Excerpts from an interface dataset:
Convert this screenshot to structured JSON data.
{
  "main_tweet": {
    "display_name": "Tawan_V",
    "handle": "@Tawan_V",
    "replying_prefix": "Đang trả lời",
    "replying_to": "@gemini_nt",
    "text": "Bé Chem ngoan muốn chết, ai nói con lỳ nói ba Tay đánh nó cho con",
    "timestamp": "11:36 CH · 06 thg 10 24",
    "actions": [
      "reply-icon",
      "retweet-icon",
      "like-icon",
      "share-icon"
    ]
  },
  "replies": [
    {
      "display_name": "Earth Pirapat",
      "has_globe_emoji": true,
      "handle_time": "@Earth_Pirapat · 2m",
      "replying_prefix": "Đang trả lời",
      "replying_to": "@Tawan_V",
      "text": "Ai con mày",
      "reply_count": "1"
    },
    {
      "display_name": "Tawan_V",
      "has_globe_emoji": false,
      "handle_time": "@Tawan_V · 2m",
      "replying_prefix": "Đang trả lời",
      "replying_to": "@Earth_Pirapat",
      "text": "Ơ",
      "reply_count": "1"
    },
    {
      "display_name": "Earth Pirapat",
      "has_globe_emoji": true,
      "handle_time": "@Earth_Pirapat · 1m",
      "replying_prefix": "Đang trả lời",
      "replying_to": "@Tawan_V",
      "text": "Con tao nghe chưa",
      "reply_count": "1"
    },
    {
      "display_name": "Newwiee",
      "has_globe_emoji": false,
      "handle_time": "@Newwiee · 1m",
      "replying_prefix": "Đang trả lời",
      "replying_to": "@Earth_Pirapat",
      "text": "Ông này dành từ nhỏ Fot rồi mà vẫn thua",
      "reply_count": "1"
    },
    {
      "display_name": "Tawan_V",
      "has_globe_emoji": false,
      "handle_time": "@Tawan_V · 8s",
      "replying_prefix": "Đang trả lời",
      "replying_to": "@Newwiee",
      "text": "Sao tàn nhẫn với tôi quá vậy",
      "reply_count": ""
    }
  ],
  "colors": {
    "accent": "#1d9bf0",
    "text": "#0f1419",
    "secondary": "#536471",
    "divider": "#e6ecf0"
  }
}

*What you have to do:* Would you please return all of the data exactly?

*Exercise solution:*
Convert this screenshot to structured JSON data.
{
  "main_tweet": {
    "display_name": "Tawan_V",
    "handle": "@Tawan_V",
    "replying_prefix": "Đang trả lời",
    "replying_to": "@gemini_nt",
    "text": "Bé Chem ngoan muốn chết, ai nói con lỳ nói ba Tay đánh nó cho con",
    "timestamp": "11:36 CH · 06 thg 10 24",
    "actions": [
      "reply-icon",
      "retweet-icon",
      "like-icon",
      "share-icon"
    ]
  },
  "replies": [
    {
      "display_name": "Earth Pirapat",
      "has_globe_emoji": true,
      "handle_time": "@Earth_Pirapat · 2m",
      "replying_prefix": "Đang trả lời",
      "replying_to": "@Tawan_V",
      "text": "Ai con mày",
      "reply_count": "1"
    },
    {
      "display_name": "Tawan_V",
      "has_globe_emoji": false,
      "handle_time": "@Tawan_V · 2m",
      "replying_prefix": "Đang trả lời",
      "replying_to": "@Earth_Pirapat",
      "text": "Ơ",
      "reply_count": "1"
    },
    {
      "display_name": "Earth Pirapat",
      "has_globe_emoji": true,
      "handle_time": "@Earth_Pirapat · 1m",
      "replying_prefix": "Đang trả lời",
      "replying_to": "@Tawan_V",
      "text": "Con tao nghe chưa",
      "reply_count": "1"
    },
    {
      "display_name": "Newwiee",
      "has_globe_emoji": false,
      "handle_time": "@Newwiee · 1m",
      "replying_prefix": "Đang trả lời",
      "replying_to": "@Earth_Pirapat",
      "text": "Ông này dành từ nhỏ Fot rồi mà vẫn thua",
      "reply_count": "1"
    },
    {
      "display_name": "Tawan_V",
      "has_globe_emoji": false,
      "handle_time": "@Tawan_V · 8s",
      "replying_prefix": "Đang trả lời",
      "replying_to": "@Newwiee",
      "text": "Sao tàn nhẫn với tôi quá vậy",
      "reply_count": ""
    }
  ],
  "colors": {
    "accent": "#1d9bf0",
    "text": "#0f1419",
    "secondary": "#536471",
    "divider": "#e6ecf0"
  }
}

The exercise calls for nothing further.